2023 American Society of Anesthesiologists Practice Guidelines for Preoperative Fasting: Carbohydrate-containing Clear Liquids with or without Protein, Chewing Gum, and Pediatric Fasting Duration-A Modular Update of the 2017 American Society of Anesthesiologists Practice Guidelines for Preoperative Fasting

Full text: https://pubs.asahq.org/anesthesiology/article/138/2/132/137508/2023-American-Society-of-Anesthesiologists

This was an update of previous guidelines aimed at addressing the ingestion of carbohydrate-containing clear liquids with or without protein, chewing gum, and paediatric fasting duration.


Delineation of methods was clear and exhaustive. The presentation of supplemental digital content aids in a more comprehensive understanding of the data. The major shortcoming is the explicit exclusion of non-English literature.

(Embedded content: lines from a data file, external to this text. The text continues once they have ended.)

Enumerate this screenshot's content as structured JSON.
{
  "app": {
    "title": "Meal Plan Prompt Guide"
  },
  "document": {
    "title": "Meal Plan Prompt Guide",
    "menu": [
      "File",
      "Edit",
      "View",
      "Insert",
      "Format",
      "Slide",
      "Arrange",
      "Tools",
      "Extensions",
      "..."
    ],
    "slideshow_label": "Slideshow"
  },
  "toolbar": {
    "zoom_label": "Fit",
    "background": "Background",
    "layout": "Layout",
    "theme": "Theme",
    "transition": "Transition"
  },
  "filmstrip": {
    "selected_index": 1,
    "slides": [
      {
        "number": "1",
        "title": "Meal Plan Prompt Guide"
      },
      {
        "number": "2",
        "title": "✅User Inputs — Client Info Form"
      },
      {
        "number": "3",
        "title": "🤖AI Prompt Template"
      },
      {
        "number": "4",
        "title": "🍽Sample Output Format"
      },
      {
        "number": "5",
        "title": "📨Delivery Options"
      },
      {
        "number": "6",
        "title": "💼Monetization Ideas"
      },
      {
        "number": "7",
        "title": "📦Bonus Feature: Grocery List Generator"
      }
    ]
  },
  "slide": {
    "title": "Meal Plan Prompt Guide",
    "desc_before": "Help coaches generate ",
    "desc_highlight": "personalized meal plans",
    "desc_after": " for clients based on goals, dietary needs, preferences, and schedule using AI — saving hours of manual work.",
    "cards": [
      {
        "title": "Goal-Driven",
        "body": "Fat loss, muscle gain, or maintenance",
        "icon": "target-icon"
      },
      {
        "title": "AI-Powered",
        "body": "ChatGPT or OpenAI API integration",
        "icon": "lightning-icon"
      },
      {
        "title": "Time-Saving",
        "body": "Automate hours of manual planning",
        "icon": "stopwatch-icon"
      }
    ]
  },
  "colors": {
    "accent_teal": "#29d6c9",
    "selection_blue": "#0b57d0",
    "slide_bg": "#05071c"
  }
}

Major findings

A strong recommendation (moderate evidence) is made for healthy adults to drink carbohydrate-containing (CHO-containing) clear liquids until 2 h before elective procedures requiring general anaesthesia. When comparing CHO-containing and clear fluids:

  • Patients reported less sensations of hunger
  • There were no differences in nausea, regurgitation, aspiration or patient satisfaction
  • There was no difference in residual gastric volume
  • There is insufficient evidence to recommend protein-containing clear liquids preferentially over other clear liquids
  • All protein-containing fluids studied also contained carbohydrates. Comparison studies between protein and carbohydrates containing fluids were insufficient to make a recommendation for one over the other
  • Chewing gum should not delay surgery. Data was low strength; there was no increase in gastric volume, change in gastric pH or increase in aspiration risk
  • Supports clear liquids in children at low risk of aspiration to 2 h before procedures. Data showed no difference between outcomes for 1 hr vs 2 hr fasting (very low strength of evidence)
  • No differences in patient-reported hunger or thirst, incidence of aspiration or regurgitation, and gastric pH or residual gastric volume.
  • They noted that recent European and Canadian guidelines have recommended reducing clear liquid fasting to 1h in children.

Perioperative fasting protocols revolve around optimisation of patient outcomes (i.e. less post op nausea, better patient satisfaction, contribution to ERAS pathways; and patient safety i.e. should this patient be cancelled due to their fasting status). These guidelines provide reassurance for continuing to minimise preoperative fasting in otherwise well adults and children. The continuing difficulty is delineating which patients are at a higher risk of aspiration, the degree of that risk and the risk of poor outcomes if aspiration occurs.

Reviewed by Don Hannah